I’m honored again! Chris Blizzard kindly nominated me as one of this week’s Friends of the Tree for my work on private browsing. It’s the second time I’m nominated as a Friend of the Tree, and this time it’s even more interesting than the first time! It’s great to see such enthusiasm and appreciation from this wonderful community which I’m proud to be a part of.
Posted in Blog
Tagged with: mozilla
Followup from my previous post, I prepared Windows and Linux builds for my Private Browsing patch. You can download these builds and try them out. Feedback is much appreciated!
Download Windows Build (11MB)
Download Linux Build (21MB)
Also, try server builds are now available for all three platforms (Windows, Linux, and Mac OS X) here.

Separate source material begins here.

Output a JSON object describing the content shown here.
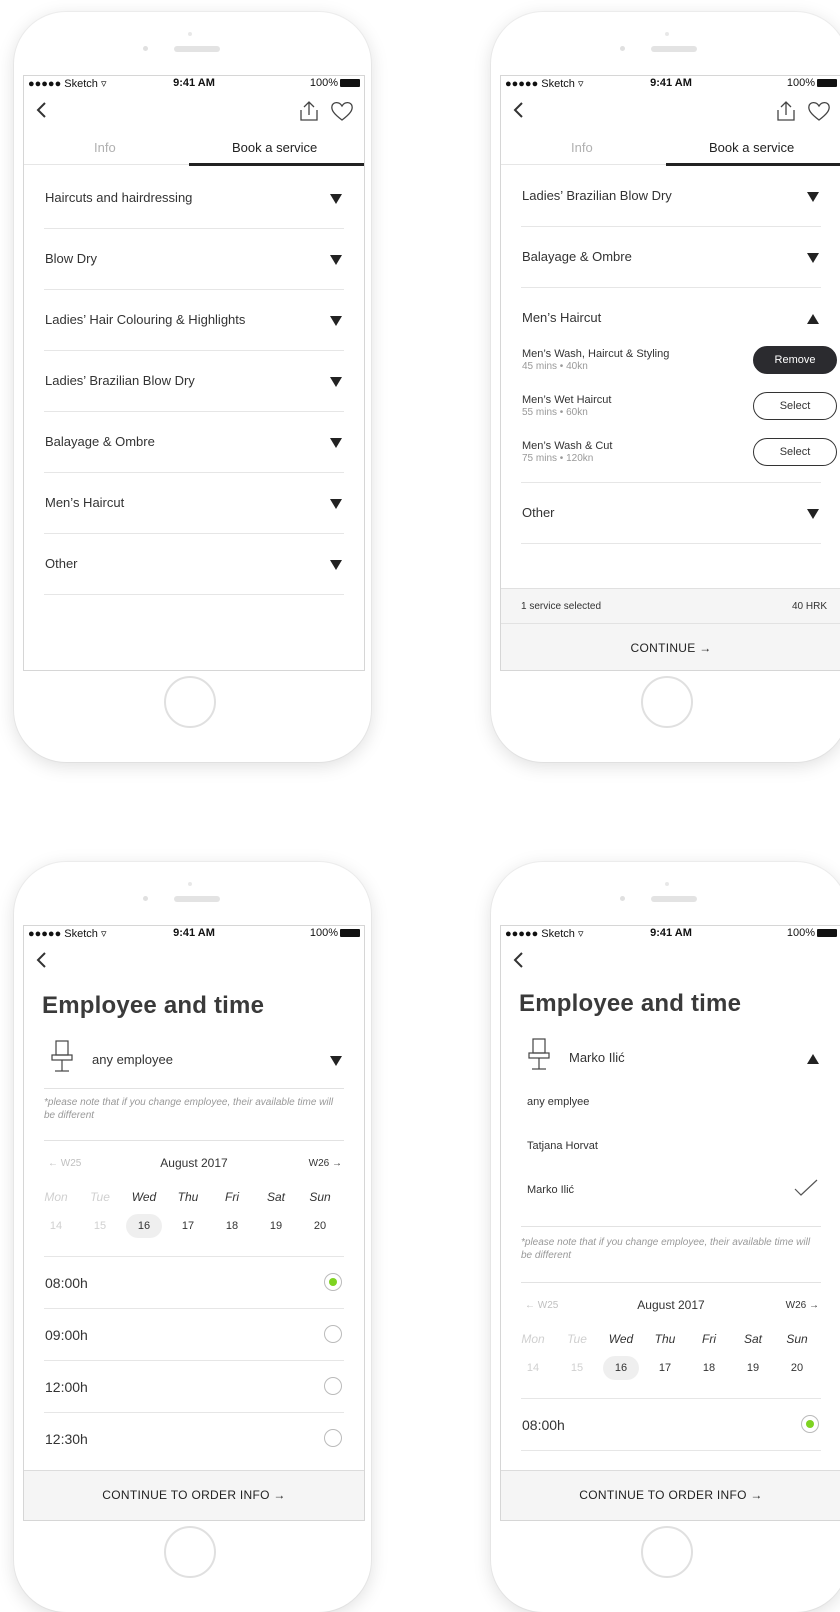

You can try to run these tests for yourself. All you need is a recent Firefox 3.1 build, and changing a small preference to turn TraceMonkey on. I’m very curious as to where the TraceMonkey project is headed, and what further optimizations we can expect, so this will be an intriguing progress to follow.

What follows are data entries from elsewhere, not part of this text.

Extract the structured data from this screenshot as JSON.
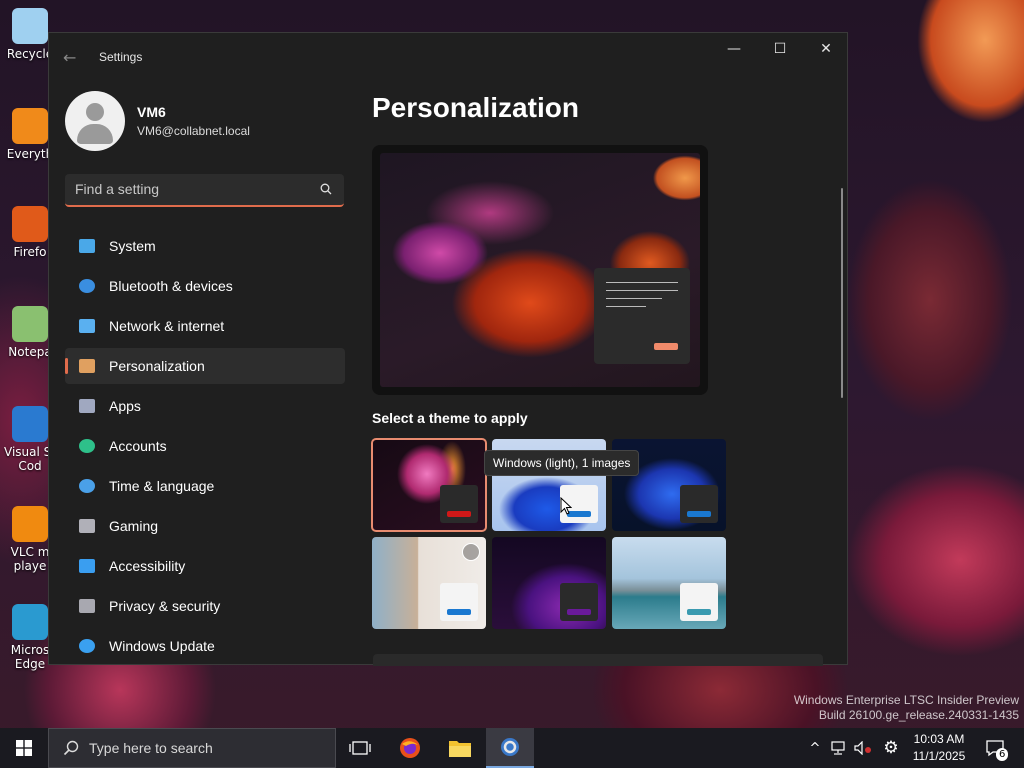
{
  "desktop": {
    "icons": [
      {
        "label": "Recycle",
        "color": "#9fd0f0"
      },
      {
        "label": "Everyth",
        "color": "#f08a1a"
      },
      {
        "label": "Firefo",
        "color": "#e05a1a"
      },
      {
        "label": "Notepa",
        "color": "#8ac070"
      },
      {
        "label": "Visual St\nCod",
        "color": "#2a7ad0"
      },
      {
        "label": "VLC m\nplaye",
        "color": "#f08a10"
      },
      {
        "label": "Micros\nEdge",
        "color": "#2a9ad0"
      }
    ]
  },
  "window": {
    "title": "Settings",
    "controls": {
      "minimize": "—",
      "maximize": "☐",
      "close": "✕"
    }
  },
  "profile": {
    "name": "VM6",
    "email": "VM6@collabnet.local"
  },
  "search": {
    "placeholder": "Find a setting"
  },
  "nav": {
    "items": [
      {
        "label": "System",
        "icon": "system-icon",
        "color": "#4aa8e8"
      },
      {
        "label": "Bluetooth & devices",
        "icon": "bluetooth-icon",
        "color": "#3a8ee0"
      },
      {
        "label": "Network & internet",
        "icon": "wifi-icon",
        "color": "#5ab0f0"
      },
      {
        "label": "Personalization",
        "icon": "brush-icon",
        "color": "#e0a060"
      },
      {
        "label": "Apps",
        "icon": "apps-icon",
        "color": "#a0a8c0"
      },
      {
        "label": "Accounts",
        "icon": "accounts-icon",
        "color": "#2ec08a"
      },
      {
        "label": "Time & language",
        "icon": "globe-icon",
        "color": "#4aa0e8"
      },
      {
        "label": "Gaming",
        "icon": "gamepad-icon",
        "color": "#b0b0b8"
      },
      {
        "label": "Accessibility",
        "icon": "accessibility-icon",
        "color": "#3a9ef0"
      },
      {
        "label": "Privacy & security",
        "icon": "shield-icon",
        "color": "#a8a8b0"
      },
      {
        "label": "Windows Update",
        "icon": "update-icon",
        "color": "#3aa0f0"
      }
    ],
    "active_index": 3,
    "accent": "#e06c4c"
  },
  "main": {
    "title": "Personalization",
    "section_label": "Select a theme to apply",
    "themes": [
      {
        "name": "glow",
        "selected": true,
        "tile_bar": "#d01818"
      },
      {
        "name": "windows-light",
        "selected": false,
        "tile_bar": "#1a78d0"
      },
      {
        "name": "windows-dark",
        "selected": false,
        "tile_bar": "#1a78d0"
      },
      {
        "name": "spotlight",
        "selected": false,
        "tile_bar": "#1a78d0"
      },
      {
        "name": "flow",
        "selected": false,
        "tile_bar": "#6a1a9a"
      },
      {
        "name": "captured-motion",
        "selected": false,
        "tile_bar": "#3a9ab0"
      }
    ],
    "tooltip": "Windows (light), 1 images"
  },
  "watermark": {
    "line1": "Windows        Enterprise LTSC Insider Preview",
    "line2": "Build 26100.ge_release.240331-1435"
  },
  "taskbar": {
    "search_placeholder": "Type here to search",
    "time": "10:03 AM",
    "date": "11/1/2025",
    "notification_count": "6"
  }
}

Posted in Blog
Tagged with: firefox
With the feedback from Alex Faaborg on the status of Private Browsing in Firefox, and urged by the Incognito browsing mode in Chrome and Internet Explorer’s InPrivate Browsing (and of course, Safari’s Private Browsing mode), it seems that there’s a chance to have this in Firefox 3.1. In case you don’t already know, I had written a patch which added support for the Private Browsing mode a while back, but it never saw the light of the day. Now, I have a new patch which implements the new requirements nearly completely (the only part missing from it is disabling DOM Storage in private mode.
What happens when you run Firefox with this patch is, when you enter the private mode via the Private Browsing menu entry under the Tools menu, all of your logged sessions get invalidated, your whole cookie list is cleared, and the site permission controls in Page Info windows get disabled. When you’re working in the private mode, no record of your browsing history is ever saved, all cookies are treated as session cookies, Firefox will not auto-fill the password forms for websites with saved passwords, and will not prompt you for saving the password on websites where you enter your password for the first time, and also will not save auto-complete entries for what you enter in the web forms or keep your downloaded files in the list of your downloads. This will make it very difficult for anyone using your PC to tell which websites you have visited during the private browsing session (although the owners of the websites will be able to track your browsing just like in the usual browsing mode). When you exit the Private Browsing mode, all browser services return to their normal operation, just like the moment you entered the private browsing mode.
At this point, we are looking for people willing to test this patch. For now, you should apply this patch on Firefox trunk and build it yourself, but hopefully we’ll get builds for Windows, Mac OS X and Linux ready shortly so that people can test this new mode more easily. Feedback in form of comments on this post as well as the Private Browsing bug is much appreciated.